Lee, Stitt and Baumann all expressed excitement about the new progress tracker, saying it will help keep the cabinet on track. 

“We think that the progress tracker goes a long way for both accountability and transparency, which are really two of our highest values,” Lee said. 

Baumann, who described the tracker as a “holistic view,” also noted that the tracker and goals may change throughout the year. 

“[The executive cabinet members] are always looking for new ideas from their department chairs, as well as from the student body,” she said. 

Currently, the organization has finished 15 out of the 90 goals outlined, making them 16.5% of the way to completion. 

Many of the completed projects were oriented toward new student engagement, such as “Football 101” for international students and “Flick on the Field” at the end of the first week of classes. 

Two major improvements to student life occurred in the residence and dining halls. 
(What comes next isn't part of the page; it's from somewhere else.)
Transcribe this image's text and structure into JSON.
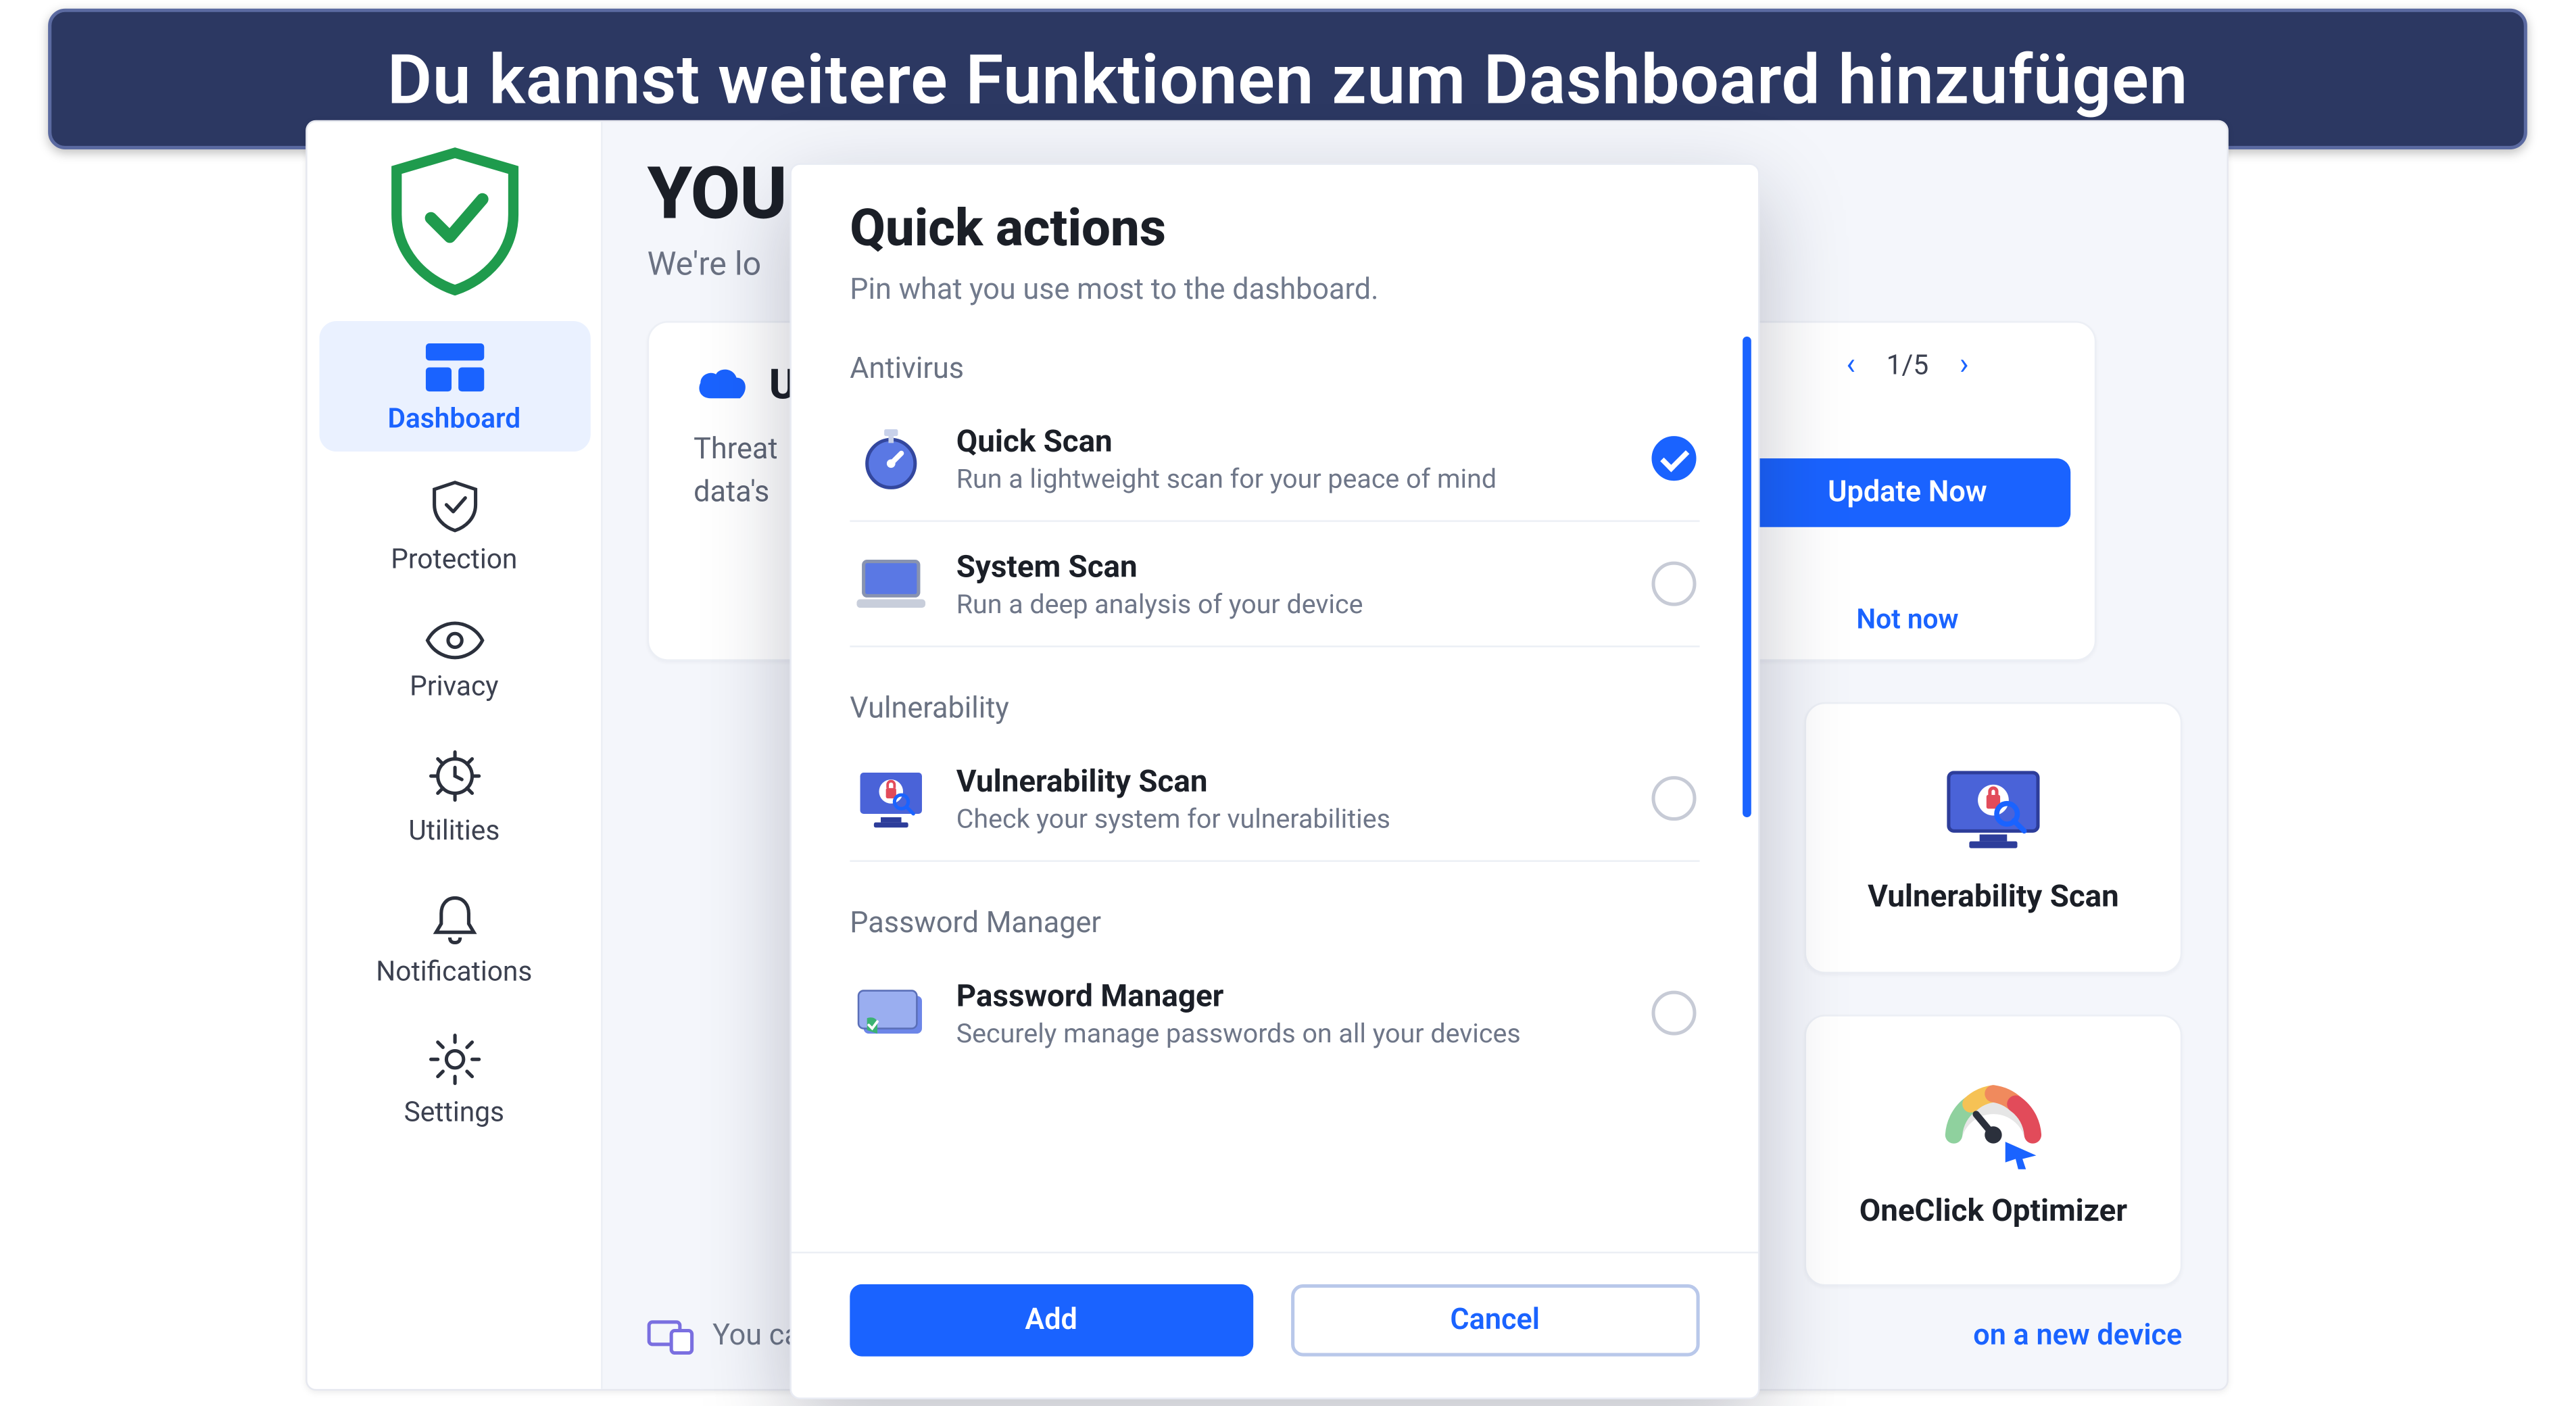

Safety after parietals was a massive change to Notre Dame student life that was implemented this fall after three years in the works. The final push was brought about by Lane Obringer, director of gender relations, Title IX and women’s initiatives.

The new rules state that if a student feels unsafe in a dorm environment past parietals, they can leave without fear of repercussions, Baumann said. 

Lee said he was happy about finishing a movement started by previous departments and about how they collaborated with administrators. 

“Certainly credit to the previous administrations, but it’s been our approach since we took office that the administrators that we worked with on safety after parietals, and as well as most administrators, actually share goals with our organization,” Lee explained. “We approached those conversations at first with a cooperative mindset, as opposed to an adversarial mindset.”

Stitt emphasized that, although the cabinet has completed the initiative, they will continue to promote those resources to the student body. 

Another one of the campaign’s main goals was to bring back healthier options for students in dining halls. The cabinet accomplished this by not only bringing back vegan and vegetarian options for every meal and carving stations on Thursday, but also by changing the dining hall hours to be open until 8 p.m. on weekends. 

Coming up, Baumann said she is excited about bringing back the Sustainability Cup, Race Relations Week in October and the suicide memorial prayer service, among various other programs in the works. 

Some of the goals for the cabinet won’t be completed until the end of their term, such as Pridefest 2023 and Back the Bend.

Baumann noted that this year, Back the Bend will hopefully be a national endeavor, with alumni clubs joining throughout the country. 

The leadership team also said they are working toward better communication in the coming year. They will start to implement better social media engagement and a podcast called “Pod, Country, Notre Dame.”

Stitt said they encourage interested students, especially first-years and transfers, to get involved in Student Government by coming to their weekly coffee chats and reaching out to department directors. 

“We’re just really excited for [everyone] to be here. We cannot wait to serve them this year,” Stitt said. “We really just encourage [new students] to get involved on campus, whether that’s with student government or with clubs or intramural sports or in the dorm.”

Lee, echoing Stitt’s sentiment, called for any interested students to bring them ideas. 

“I think I can speak for the three of us in saying there’s really nothing that we wouldn’t do for the student body,” Lee said. “If anybody wants to see anything or they have any ideas, come chat and we’ll make it happen.”

Contact Bella Laufenberg at